(Dataset entries)
((
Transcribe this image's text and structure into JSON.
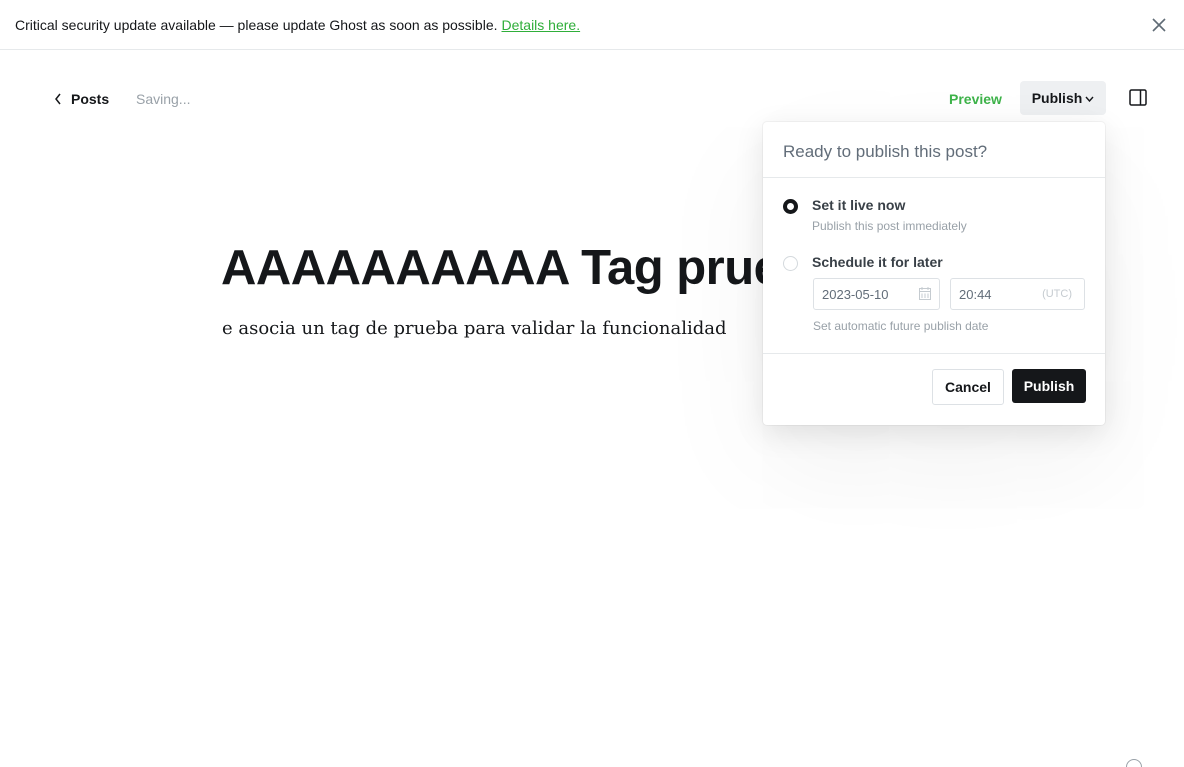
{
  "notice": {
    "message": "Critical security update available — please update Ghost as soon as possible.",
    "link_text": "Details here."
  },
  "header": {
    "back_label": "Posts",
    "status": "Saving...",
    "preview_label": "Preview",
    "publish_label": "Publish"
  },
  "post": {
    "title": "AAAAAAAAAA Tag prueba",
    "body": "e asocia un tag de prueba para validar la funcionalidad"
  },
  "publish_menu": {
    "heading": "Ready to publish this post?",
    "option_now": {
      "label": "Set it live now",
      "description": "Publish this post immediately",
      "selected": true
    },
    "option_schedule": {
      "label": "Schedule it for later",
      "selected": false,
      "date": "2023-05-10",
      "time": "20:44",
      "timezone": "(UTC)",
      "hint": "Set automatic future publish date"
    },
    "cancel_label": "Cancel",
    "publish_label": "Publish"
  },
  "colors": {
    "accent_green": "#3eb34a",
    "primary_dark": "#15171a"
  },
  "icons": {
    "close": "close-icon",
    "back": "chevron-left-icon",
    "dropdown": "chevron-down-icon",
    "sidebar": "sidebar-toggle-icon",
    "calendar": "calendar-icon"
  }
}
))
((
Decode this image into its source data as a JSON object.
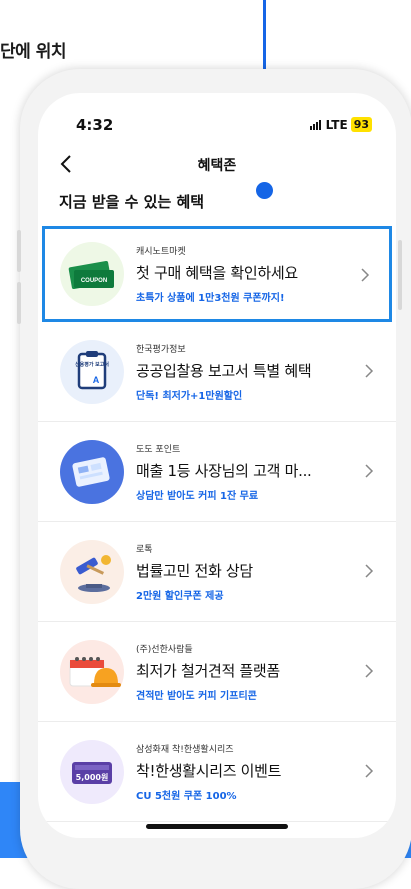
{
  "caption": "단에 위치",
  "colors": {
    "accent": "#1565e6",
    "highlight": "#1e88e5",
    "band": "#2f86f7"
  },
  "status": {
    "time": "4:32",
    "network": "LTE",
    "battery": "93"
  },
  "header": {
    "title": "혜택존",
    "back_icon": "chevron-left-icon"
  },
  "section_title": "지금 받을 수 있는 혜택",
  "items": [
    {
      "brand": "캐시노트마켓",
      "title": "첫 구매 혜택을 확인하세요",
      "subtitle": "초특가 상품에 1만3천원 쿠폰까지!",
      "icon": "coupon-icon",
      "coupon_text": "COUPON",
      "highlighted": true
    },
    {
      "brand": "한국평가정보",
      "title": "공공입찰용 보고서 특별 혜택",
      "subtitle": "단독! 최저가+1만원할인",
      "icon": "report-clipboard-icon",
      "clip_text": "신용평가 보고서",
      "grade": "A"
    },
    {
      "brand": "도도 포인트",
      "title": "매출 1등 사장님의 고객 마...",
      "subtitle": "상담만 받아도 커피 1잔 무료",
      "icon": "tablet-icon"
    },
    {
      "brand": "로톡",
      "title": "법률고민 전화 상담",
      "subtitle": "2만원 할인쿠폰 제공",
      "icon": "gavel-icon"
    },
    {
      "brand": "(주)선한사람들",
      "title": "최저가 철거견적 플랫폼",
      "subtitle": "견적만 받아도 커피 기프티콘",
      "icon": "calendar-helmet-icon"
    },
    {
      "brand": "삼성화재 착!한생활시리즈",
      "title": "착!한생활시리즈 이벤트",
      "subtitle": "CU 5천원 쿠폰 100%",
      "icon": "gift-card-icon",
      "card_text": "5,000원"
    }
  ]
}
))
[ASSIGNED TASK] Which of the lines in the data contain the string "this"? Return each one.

[FINAL ANSWER]
Transcribe this image's text and structure into JSON.
    "heading": "Ready to publish this post?",
      "description": "Publish this post immediately",
Decode this image into its source data as a JSON object.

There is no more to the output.